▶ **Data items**
┌──
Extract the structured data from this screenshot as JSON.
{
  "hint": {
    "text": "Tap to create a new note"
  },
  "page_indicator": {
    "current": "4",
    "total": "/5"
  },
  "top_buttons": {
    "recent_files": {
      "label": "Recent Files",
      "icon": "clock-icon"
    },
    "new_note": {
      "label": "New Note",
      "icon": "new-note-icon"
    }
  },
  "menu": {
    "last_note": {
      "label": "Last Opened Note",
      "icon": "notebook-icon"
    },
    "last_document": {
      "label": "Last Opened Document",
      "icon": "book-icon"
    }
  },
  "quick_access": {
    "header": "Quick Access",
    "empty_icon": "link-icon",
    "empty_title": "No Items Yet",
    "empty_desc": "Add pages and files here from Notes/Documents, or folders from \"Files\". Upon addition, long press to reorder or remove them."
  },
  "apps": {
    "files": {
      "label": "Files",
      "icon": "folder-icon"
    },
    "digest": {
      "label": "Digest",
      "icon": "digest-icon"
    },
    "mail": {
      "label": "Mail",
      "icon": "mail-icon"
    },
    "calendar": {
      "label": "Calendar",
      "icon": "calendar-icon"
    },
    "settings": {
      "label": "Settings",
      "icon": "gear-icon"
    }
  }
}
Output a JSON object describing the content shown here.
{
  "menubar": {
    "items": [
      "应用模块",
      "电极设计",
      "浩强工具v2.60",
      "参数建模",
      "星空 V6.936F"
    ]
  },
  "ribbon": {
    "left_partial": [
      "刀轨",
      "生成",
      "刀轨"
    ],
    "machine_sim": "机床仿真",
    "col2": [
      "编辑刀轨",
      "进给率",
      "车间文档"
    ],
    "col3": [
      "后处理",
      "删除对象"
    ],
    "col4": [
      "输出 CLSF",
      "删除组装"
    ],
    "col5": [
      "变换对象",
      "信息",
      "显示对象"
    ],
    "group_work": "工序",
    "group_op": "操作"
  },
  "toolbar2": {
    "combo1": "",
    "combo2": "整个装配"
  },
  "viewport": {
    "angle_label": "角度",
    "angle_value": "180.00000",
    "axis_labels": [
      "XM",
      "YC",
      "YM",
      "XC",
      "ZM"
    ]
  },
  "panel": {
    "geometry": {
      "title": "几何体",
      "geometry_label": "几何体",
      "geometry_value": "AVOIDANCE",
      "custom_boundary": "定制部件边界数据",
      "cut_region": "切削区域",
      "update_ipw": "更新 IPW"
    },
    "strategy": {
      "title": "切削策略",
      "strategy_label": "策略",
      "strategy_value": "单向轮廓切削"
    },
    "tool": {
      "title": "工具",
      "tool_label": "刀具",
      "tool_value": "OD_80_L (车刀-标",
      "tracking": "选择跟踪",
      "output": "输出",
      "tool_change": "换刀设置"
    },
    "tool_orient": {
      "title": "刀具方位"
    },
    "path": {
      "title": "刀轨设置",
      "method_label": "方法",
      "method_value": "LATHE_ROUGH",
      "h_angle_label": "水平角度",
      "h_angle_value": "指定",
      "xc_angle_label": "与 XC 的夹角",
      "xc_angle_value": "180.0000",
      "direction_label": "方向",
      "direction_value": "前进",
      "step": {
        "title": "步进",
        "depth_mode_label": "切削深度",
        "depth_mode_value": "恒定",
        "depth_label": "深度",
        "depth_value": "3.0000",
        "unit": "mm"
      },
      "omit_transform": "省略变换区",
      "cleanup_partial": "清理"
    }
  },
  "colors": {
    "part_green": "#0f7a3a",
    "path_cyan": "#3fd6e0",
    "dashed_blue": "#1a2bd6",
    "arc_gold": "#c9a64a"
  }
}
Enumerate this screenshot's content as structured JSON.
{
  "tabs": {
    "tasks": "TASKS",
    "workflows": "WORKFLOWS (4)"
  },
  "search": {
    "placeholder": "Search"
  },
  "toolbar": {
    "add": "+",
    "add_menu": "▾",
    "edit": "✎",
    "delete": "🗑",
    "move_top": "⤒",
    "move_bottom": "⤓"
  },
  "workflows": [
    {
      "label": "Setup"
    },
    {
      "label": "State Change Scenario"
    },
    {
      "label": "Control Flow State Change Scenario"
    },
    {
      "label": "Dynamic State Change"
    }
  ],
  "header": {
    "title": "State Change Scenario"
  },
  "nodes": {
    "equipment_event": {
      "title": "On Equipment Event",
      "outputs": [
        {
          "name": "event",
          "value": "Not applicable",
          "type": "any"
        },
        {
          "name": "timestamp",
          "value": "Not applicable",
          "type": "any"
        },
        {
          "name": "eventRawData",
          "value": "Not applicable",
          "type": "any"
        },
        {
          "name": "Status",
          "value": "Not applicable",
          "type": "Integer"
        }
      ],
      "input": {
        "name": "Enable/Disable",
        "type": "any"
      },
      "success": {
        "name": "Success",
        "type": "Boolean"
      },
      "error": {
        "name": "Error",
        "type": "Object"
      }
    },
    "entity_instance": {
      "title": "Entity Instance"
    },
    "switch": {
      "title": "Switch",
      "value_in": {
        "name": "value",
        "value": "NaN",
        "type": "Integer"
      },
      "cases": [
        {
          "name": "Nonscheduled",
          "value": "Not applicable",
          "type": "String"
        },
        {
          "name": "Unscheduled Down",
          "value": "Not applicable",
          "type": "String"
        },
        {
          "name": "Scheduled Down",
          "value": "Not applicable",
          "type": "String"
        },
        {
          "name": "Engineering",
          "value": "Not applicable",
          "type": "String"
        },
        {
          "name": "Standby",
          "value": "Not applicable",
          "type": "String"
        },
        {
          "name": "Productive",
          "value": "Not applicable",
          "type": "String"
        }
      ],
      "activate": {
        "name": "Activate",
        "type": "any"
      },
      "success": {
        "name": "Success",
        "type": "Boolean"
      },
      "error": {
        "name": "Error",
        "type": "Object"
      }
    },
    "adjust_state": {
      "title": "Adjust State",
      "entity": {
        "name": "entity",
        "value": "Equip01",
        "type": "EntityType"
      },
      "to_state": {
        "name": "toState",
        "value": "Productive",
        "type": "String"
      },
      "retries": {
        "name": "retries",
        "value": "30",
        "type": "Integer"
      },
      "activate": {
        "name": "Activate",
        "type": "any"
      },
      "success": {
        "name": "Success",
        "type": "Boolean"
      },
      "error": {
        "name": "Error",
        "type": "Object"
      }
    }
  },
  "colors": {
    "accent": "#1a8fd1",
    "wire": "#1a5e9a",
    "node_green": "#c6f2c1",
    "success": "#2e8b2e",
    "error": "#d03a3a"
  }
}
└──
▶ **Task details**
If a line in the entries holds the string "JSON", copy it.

▶ **Exercise solution**
Extract the structured data from this screenshot as JSON.
Output a JSON object describing the content shown here.
Enumerate this screenshot's content as structured JSON.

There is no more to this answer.